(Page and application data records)
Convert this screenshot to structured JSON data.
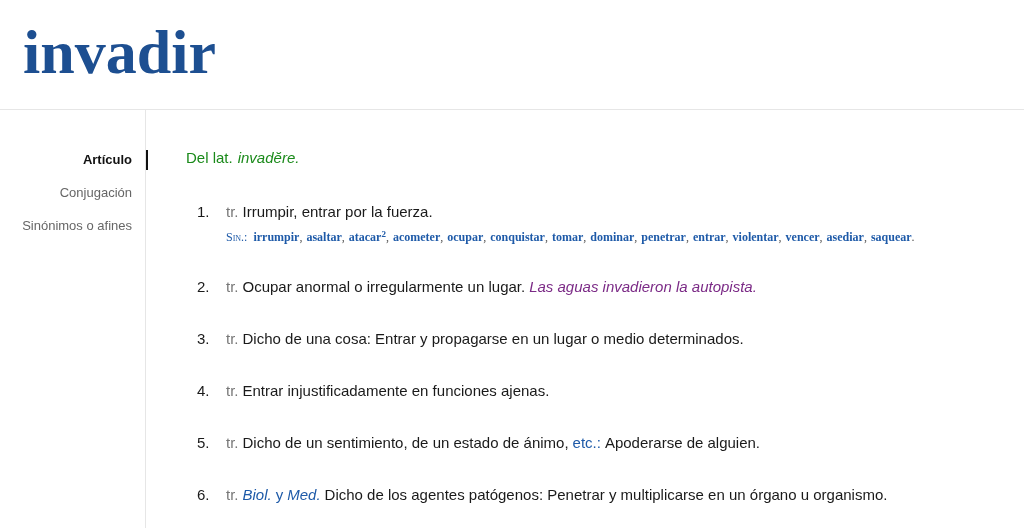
{
  "title": "invadir",
  "nav": [
    {
      "label": "Artículo",
      "selected": true
    },
    {
      "label": "Conjugación",
      "selected": false
    },
    {
      "label": "Sinónimos o afines",
      "selected": false
    }
  ],
  "etymology": {
    "text": "Del lat.",
    "word": "invadĕre."
  },
  "definitions": [
    {
      "number": "1.",
      "category": "tr.",
      "segments": [
        {
          "kind": "text",
          "text": "Irrumpir, entrar por la fuerza."
        }
      ],
      "synonyms": {
        "label": "Sin.:",
        "separator": ",",
        "end": ".",
        "words": [
          "irrumpir",
          "asaltar",
          "atacar$^{2}$",
          "acometer",
          "ocupar",
          "conquistar",
          "tomar",
          "dominar",
          "penetrar",
          "entrar",
          "violentar",
          "vencer",
          "asediar",
          "saquear"
        ]
      }
    },
    {
      "number": "2.",
      "category": "tr.",
      "segments": [
        {
          "kind": "text",
          "text": "Ocupar anormal o irregularmente un lugar."
        },
        {
          "kind": "example",
          "text": "Las aguas invadieron la autopista."
        }
      ]
    },
    {
      "number": "3.",
      "category": "tr.",
      "segments": [
        {
          "kind": "text",
          "text": "Dicho de una cosa: Entrar y propagarse en un lugar o medio determinados."
        }
      ]
    },
    {
      "number": "4.",
      "category": "tr.",
      "segments": [
        {
          "kind": "text",
          "text": "Entrar injustificadamente en funciones ajenas."
        }
      ]
    },
    {
      "number": "5.",
      "category": "tr.",
      "segments": [
        {
          "kind": "text",
          "text": "Dicho de un sentimiento, de un estado de ánimo,"
        },
        {
          "kind": "abbr",
          "text": "etc.:"
        },
        {
          "kind": "text",
          "text": "Apoderarse de alguien."
        }
      ]
    },
    {
      "number": "6.",
      "category": "tr.",
      "segments": [
        {
          "kind": "field",
          "text": "Biol."
        },
        {
          "kind": "abbr",
          "text": "y"
        },
        {
          "kind": "field",
          "text": "Med."
        },
        {
          "kind": "text",
          "text": "Dicho de los agentes patógenos: Penetrar y multiplicarse en un órgano u organismo."
        }
      ]
    }
  ]
}
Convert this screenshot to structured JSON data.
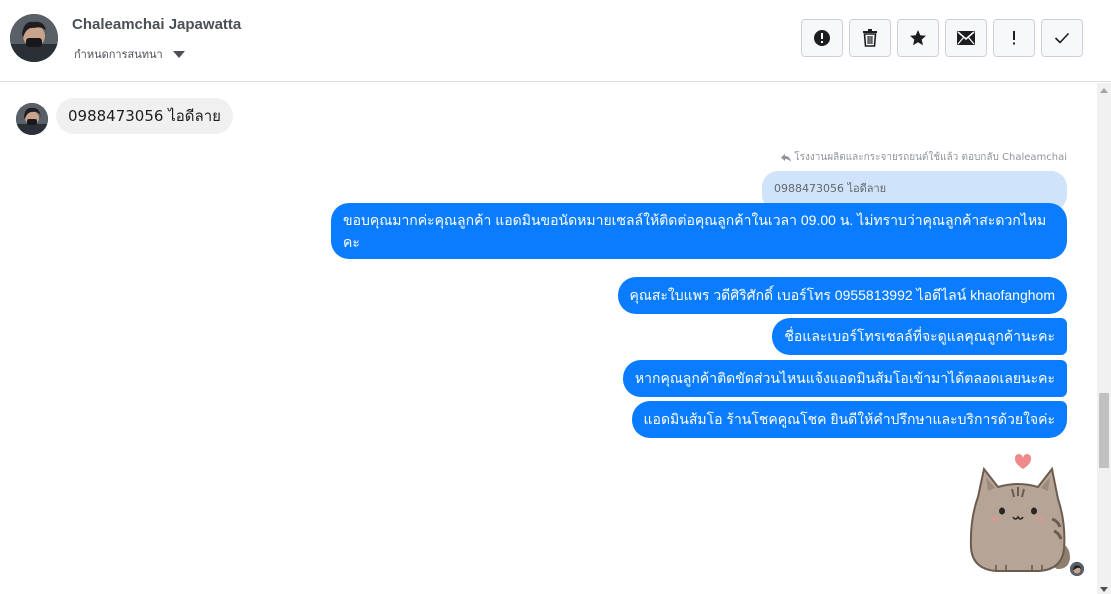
{
  "header": {
    "contact_name": "Chaleamchai Japawatta",
    "label_dropdown": "กำหนดการสนทนา",
    "toolbar": [
      {
        "name": "spam-button",
        "icon": "alert-circle-icon"
      },
      {
        "name": "delete-button",
        "icon": "trash-icon"
      },
      {
        "name": "star-button",
        "icon": "star-icon"
      },
      {
        "name": "mark-unread-button",
        "icon": "envelope-icon"
      },
      {
        "name": "mark-important-button",
        "icon": "exclamation-icon"
      },
      {
        "name": "mark-done-button",
        "icon": "checkmark-icon"
      }
    ]
  },
  "conversation": {
    "incoming_message": "0988473056 ไอดีลาย",
    "reply_note": "โรงงานผลิตและกระจายรถยนต์ใช้แล้ว ตอบกลับ Chaleamchai",
    "quoted_message": "0988473056 ไอดีลาย",
    "outgoing_messages": [
      "ขอบคุณมากค่ะคุณลูกค้า แอดมินขอนัดหมายเซลล์ให้ติดต่อคุณลูกค้าในเวลา 09.00 น. ไม่ทราบว่าคุณลูกค้าสะดวกไหมคะ",
      "คุณสะใบแพร วดีศิริศักดิ์ เบอร์โทร 0955813992  ไอดีไลน์  khaofanghom",
      "ชื่อและเบอร์โทรเซลล์ที่จะดูแลคุณลูกค้านะคะ",
      "หากคุณลูกค้าติดขัดส่วนไหนแจ้งแอดมินส้มโอเข้ามาได้ตลอดเลยนะคะ",
      "แอดมินส้มโอ ร้านโชคคูณโชค ยินดีให้คำปรึกษาและบริการด้วยใจค่ะ"
    ]
  },
  "colors": {
    "outgoing_bubble": "#0a7cff",
    "incoming_bubble": "#f1f0f0",
    "quoted_bubble": "#cfe3fa"
  }
}
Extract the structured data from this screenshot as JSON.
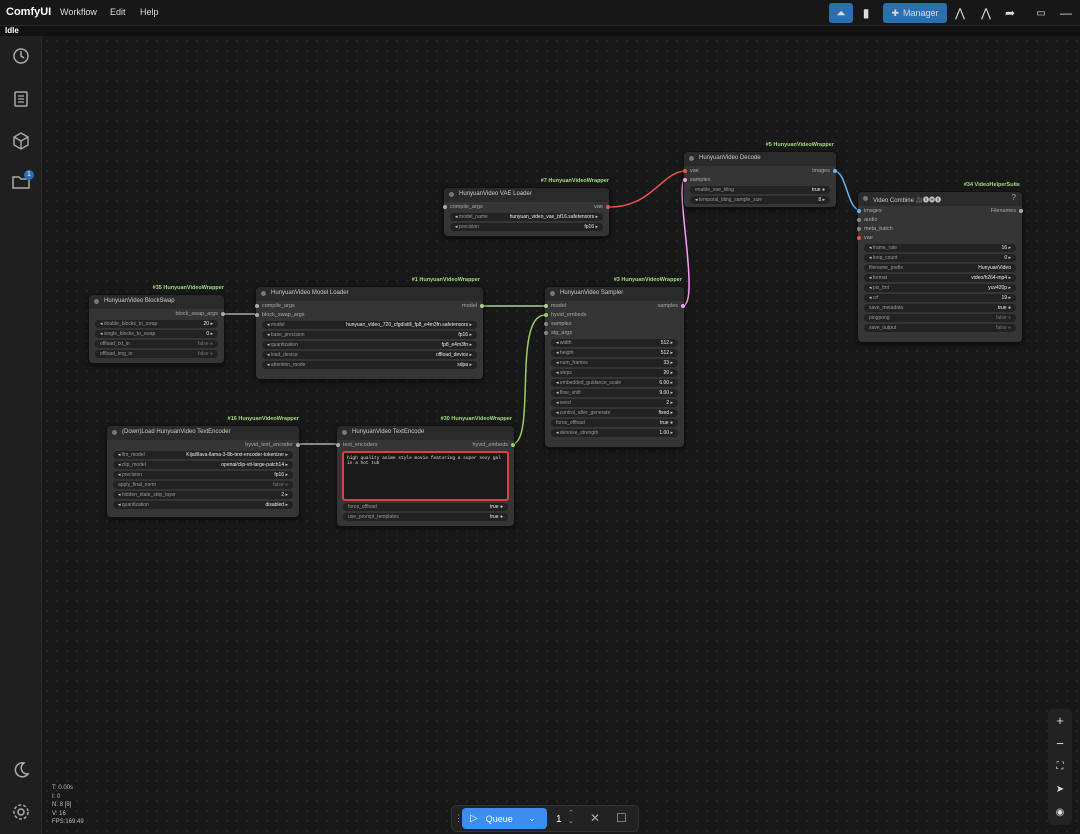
{
  "app": {
    "logo": "ComfyUI",
    "menu": [
      "Workflow",
      "Edit",
      "Help"
    ],
    "manager_label": "Manager",
    "status": "Idle"
  },
  "colors": {
    "accent": "#2a6fb0",
    "badge": "#9fdf7f",
    "highlight": "#d9413e",
    "link_model": "#a9d18e",
    "link_vae": "#ef5350",
    "link_latent": "#ff9cf9",
    "link_image": "#64b5f6",
    "link_embeds": "#9ccc65"
  },
  "icons": {
    "sidebar_top": [
      "history-icon",
      "document-icon",
      "cube-icon",
      "folder-icon"
    ],
    "sidebar_bottom": [
      "moon-icon",
      "gear-icon"
    ],
    "folder_badge": "1"
  },
  "nodes": {
    "blockswap": {
      "badge": "#35 HunyuanVideoWrapper",
      "title": "HunyuanVideo BlockSwap",
      "out": "block_swap_args",
      "widgets": [
        [
          "double_blocks_to_swap",
          "20"
        ],
        [
          "single_blocks_to_swap",
          "0"
        ]
      ],
      "toggles": [
        [
          "offload_txt_in",
          "false"
        ],
        [
          "offload_img_in",
          "false"
        ]
      ]
    },
    "modelloader": {
      "badge": "#1 HunyuanVideoWrapper",
      "title": "HunyuanVideo Model Loader",
      "inputs": [
        "compile_args",
        "block_swap_args"
      ],
      "out": "model",
      "widgets": [
        [
          "model",
          "hunyuan_video_720_cfgdistill_fp8_e4m3fn.safetensors"
        ],
        [
          "base_precision",
          "fp16"
        ],
        [
          "quantization",
          "fp8_e4m3fn"
        ],
        [
          "load_device",
          "offload_device"
        ],
        [
          "attention_mode",
          "sdpa"
        ]
      ]
    },
    "vaeloader": {
      "badge": "#7 HunyuanVideoWrapper",
      "title": "HunyuanVideo VAE Loader",
      "in": "compile_args",
      "out": "vae",
      "widgets": [
        [
          "model_name",
          "hunyuan_video_vae_bf16.safetensors"
        ],
        [
          "precision",
          "fp16"
        ]
      ]
    },
    "decode": {
      "badge": "#5 HunyuanVideoWrapper",
      "title": "HunyuanVideo Decode",
      "inputs": [
        "vae",
        "samples"
      ],
      "out": "images",
      "toggles": [
        [
          "enable_vae_tiling",
          "true"
        ]
      ],
      "widgets": [
        [
          "temporal_tiling_sample_size",
          "8"
        ]
      ]
    },
    "combine": {
      "badge": "#34 VideoHelperSuite",
      "title": "Video Combine 🎥🅥🅗🅢",
      "inputs": [
        "images",
        "audio",
        "meta_batch",
        "vae"
      ],
      "out": "Filenames",
      "widgets": [
        [
          "frame_rate",
          "16"
        ],
        [
          "loop_count",
          "0"
        ],
        [
          "filename_prefix",
          "HunyuanVideo"
        ],
        [
          "format",
          "video/h264-mp4"
        ],
        [
          "pix_fmt",
          "yuv420p"
        ],
        [
          "crf",
          "19"
        ]
      ],
      "toggles": [
        [
          "save_metadata",
          "true"
        ],
        [
          "pingpong",
          "false"
        ],
        [
          "save_output",
          "false"
        ]
      ]
    },
    "sampler": {
      "badge": "#3 HunyuanVideoWrapper",
      "title": "HunyuanVideo Sampler",
      "inputs": [
        "model",
        "hyvid_embeds",
        "samples",
        "stg_args"
      ],
      "out": "samples",
      "widgets": [
        [
          "width",
          "512"
        ],
        [
          "height",
          "512"
        ],
        [
          "num_frames",
          "33"
        ],
        [
          "steps",
          "20"
        ],
        [
          "embedded_guidance_scale",
          "6.00"
        ],
        [
          "flow_shift",
          "9.00"
        ],
        [
          "seed",
          "2"
        ],
        [
          "control_after_generate",
          "fixed"
        ]
      ],
      "toggles": [
        [
          "force_offload",
          "true"
        ]
      ],
      "widgets2": [
        [
          "denoise_strength",
          "1.00"
        ]
      ]
    },
    "textloader": {
      "badge": "#16 HunyuanVideoWrapper",
      "title": "(Down)Load HunyuanVideo TextEncoder",
      "out": "hyvid_text_encoder",
      "widgets": [
        [
          "llm_model",
          "Kijai/llava-llama-3-8b-text-encoder-tokenizer"
        ],
        [
          "clip_model",
          "openai/clip-vit-large-patch14"
        ],
        [
          "precision",
          "fp16"
        ]
      ],
      "toggles": [
        [
          "apply_final_norm",
          "false"
        ]
      ],
      "widgets2": [
        [
          "hidden_state_skip_layer",
          "2"
        ],
        [
          "quantization",
          "disabled"
        ]
      ]
    },
    "textencode": {
      "badge": "#30 HunyuanVideoWrapper",
      "title": "HunyuanVideo TextEncode",
      "in": "text_encoders",
      "out": "hyvid_embeds",
      "prompt": "high quality anime style movie featuring a super sexy gal in a hot tub",
      "toggles": [
        [
          "force_offload",
          "true"
        ],
        [
          "use_prompt_templates",
          "true"
        ]
      ]
    }
  },
  "stats": [
    "T: 0.00s",
    "I: 0",
    "N: 8 [8]",
    "V: 16",
    "FPS:169.49"
  ],
  "queue": {
    "label": "Queue",
    "count": "1"
  }
}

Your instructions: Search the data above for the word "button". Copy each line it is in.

Solution:
        "name": "spam-button",
        "name": "delete-button",
        "name": "star-button",
        "name": "mark-unread-button",
        "name": "mark-important-button",
        "name": "mark-done-button",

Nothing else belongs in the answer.